  2. The Wayuu indigenous people comprise approximately 45 percent of the population of La Guajira, and are particularly vulnerable to food and nutrition insecurity. Climate variability threatens their livelihoods and traditional ways of life. The population suspended planting due to the severe water shortages, and now survive off their animals and basic grains. WFP supports approximately 35,000 Wayuu each year in this part of the country in building resilience in community food security and nutrition.

  3. In areas of La Guajira, where markets are readily available and accessible, vulnerable beneficiaries receive food vouchers to purchase fresh and nutritious foods at local markets.

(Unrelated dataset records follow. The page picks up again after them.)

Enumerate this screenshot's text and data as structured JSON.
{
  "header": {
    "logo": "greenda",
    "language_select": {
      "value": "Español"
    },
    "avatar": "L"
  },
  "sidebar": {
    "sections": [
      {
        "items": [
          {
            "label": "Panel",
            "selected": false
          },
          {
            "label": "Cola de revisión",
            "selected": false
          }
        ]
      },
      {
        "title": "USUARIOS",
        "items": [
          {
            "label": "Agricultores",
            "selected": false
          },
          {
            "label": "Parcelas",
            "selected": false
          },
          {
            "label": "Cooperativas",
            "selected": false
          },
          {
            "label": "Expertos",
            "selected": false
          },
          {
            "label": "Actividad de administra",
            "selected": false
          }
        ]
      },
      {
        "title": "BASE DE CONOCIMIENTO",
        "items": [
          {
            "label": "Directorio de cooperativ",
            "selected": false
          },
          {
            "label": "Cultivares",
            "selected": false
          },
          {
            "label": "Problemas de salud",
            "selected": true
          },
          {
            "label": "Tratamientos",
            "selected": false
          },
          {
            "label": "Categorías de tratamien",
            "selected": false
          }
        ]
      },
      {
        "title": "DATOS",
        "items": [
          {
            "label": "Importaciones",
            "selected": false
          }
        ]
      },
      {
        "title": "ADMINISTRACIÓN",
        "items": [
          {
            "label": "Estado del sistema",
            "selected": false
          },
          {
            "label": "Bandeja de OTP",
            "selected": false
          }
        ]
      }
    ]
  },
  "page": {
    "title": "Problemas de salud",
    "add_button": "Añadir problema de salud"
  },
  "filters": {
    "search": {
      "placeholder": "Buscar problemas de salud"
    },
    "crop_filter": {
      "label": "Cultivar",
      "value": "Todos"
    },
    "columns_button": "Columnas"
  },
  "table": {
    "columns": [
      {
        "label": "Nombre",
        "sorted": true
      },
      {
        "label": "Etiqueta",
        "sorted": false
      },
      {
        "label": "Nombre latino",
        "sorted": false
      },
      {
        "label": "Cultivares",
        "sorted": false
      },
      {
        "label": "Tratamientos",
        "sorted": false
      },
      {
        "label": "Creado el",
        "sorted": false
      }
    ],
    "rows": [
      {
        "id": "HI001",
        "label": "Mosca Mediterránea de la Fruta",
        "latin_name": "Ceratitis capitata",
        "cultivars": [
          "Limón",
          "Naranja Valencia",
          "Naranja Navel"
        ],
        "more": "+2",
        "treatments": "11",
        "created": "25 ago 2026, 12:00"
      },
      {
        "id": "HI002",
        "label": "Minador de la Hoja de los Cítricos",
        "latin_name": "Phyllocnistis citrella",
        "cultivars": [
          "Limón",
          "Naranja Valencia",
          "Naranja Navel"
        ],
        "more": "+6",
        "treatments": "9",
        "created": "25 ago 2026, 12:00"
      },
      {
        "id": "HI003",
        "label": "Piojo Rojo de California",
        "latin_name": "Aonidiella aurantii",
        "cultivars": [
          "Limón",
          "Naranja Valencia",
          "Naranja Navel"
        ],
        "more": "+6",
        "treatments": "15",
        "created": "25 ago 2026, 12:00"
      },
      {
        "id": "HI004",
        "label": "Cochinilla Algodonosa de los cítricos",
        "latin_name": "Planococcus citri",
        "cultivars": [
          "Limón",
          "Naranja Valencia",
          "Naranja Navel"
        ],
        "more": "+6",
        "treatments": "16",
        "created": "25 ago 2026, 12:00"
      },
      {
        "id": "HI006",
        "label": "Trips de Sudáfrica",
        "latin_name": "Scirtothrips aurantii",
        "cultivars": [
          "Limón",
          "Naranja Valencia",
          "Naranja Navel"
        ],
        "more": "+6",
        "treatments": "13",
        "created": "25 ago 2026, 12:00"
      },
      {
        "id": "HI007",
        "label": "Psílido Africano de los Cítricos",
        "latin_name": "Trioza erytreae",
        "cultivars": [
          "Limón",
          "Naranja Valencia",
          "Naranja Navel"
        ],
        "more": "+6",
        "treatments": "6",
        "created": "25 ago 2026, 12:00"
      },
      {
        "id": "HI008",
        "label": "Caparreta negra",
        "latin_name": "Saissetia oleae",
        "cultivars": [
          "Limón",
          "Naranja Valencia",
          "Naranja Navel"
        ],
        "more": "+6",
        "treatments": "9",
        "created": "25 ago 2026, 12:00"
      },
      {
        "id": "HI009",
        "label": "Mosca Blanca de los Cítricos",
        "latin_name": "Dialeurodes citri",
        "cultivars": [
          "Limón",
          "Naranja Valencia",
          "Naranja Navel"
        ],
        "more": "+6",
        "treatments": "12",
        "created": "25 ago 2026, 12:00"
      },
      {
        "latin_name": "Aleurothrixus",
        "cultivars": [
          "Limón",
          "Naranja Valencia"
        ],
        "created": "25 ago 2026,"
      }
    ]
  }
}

Indigenous families can purchase products from seven food groups, including grains, fats, fruits, vegetables and proteins. Vouchers are valued at approximately $15 per person per family per month. To increase dietary diversity, all voucher programmes in Colombia are conditional on participation in trainings on the importance of balanced, diversified and healthy diets. Vulnerable beneficiaries receive four monthly cycles of food rations under this programme. Vouchers, especially when linked to the purchase of locally grown food, helps to stimulate the local economy, and are in line with government priorities.

  4. Families receive in-kind food assistance where markets are not readily available, like in rural and drought-stricken areas of La Guajira. Beneficiaries participate in trainings sessions on nutrition, health, human rights and how to adapt to climate change. The community also participates in asset-creation activities including growing seedlings, creating home-gardens and designing handcrafts to strengthen their livelihoods.

  5. The USAID/FFP mission also traveled to areas of the department of Nariño, in southern Colombia. In contrast to the dry and drought-stricken La Guajira, mountainous Nariño is green and productive. However, this department has been dramatically impacted by the armed conflict. Nariño has one of the highest concentrations of IDPs in the country.

  6. Armed violence often forces people to flee their homes at a moment’s notice, leaving behind family, assets and livelihoods in search of safety. WFP assists displaced families living in host communities with cash-based transfers supported by USAID/FFP or USAID/FFP in-kind commodities that help people meet their food and nutrition needs.

  7. WFP in Colombia complements government priorities towards the development of efficient, sustainable and scalable food assistance models, with tools such as vouchers, local purchases, and capacity strengthening activities. WFP will increasingly implement successful nutrition-sensitive responses bearing in mind dietary diversity, link of local purchases with social programmes and the integration of social protection actions.

  8. WFP in Colombia is grateful to donors like USAID/FFP, for extending their support to the Colombian people who are most in need. Through the Protracted Relief and Recovery Operation (PRRO), WFP is assisting approximately 660,000 people affected by conflict over three years. Women and children comprise 60 percent of WFP’s beneficiaries.